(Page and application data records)
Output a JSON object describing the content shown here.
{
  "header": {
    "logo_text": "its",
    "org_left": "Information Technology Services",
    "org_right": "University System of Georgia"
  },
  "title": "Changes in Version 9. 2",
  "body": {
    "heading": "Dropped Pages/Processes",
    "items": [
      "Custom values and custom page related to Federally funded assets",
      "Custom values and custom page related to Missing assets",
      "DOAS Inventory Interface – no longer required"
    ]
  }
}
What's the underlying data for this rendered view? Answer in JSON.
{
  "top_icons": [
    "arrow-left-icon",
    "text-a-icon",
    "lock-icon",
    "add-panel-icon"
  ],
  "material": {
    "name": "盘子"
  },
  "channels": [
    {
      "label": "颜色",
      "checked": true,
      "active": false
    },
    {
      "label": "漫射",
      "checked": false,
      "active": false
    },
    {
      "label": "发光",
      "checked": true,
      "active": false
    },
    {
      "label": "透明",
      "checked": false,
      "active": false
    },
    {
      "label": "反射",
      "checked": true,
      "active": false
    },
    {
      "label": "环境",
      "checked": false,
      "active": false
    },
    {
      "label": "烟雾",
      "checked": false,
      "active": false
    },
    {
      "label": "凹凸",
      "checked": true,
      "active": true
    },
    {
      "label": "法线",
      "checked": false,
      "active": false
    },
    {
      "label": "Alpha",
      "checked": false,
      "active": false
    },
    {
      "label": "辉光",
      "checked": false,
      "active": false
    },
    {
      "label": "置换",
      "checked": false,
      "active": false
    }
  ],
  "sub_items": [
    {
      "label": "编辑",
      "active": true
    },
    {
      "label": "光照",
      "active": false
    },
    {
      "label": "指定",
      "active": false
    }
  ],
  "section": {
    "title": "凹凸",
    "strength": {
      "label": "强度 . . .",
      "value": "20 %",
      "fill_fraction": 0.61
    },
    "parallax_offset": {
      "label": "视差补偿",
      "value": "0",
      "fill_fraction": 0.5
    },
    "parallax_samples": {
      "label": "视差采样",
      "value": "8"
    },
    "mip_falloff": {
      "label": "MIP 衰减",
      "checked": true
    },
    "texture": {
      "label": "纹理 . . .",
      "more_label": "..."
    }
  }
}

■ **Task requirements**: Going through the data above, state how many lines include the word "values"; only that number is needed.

■ **Written response**: 2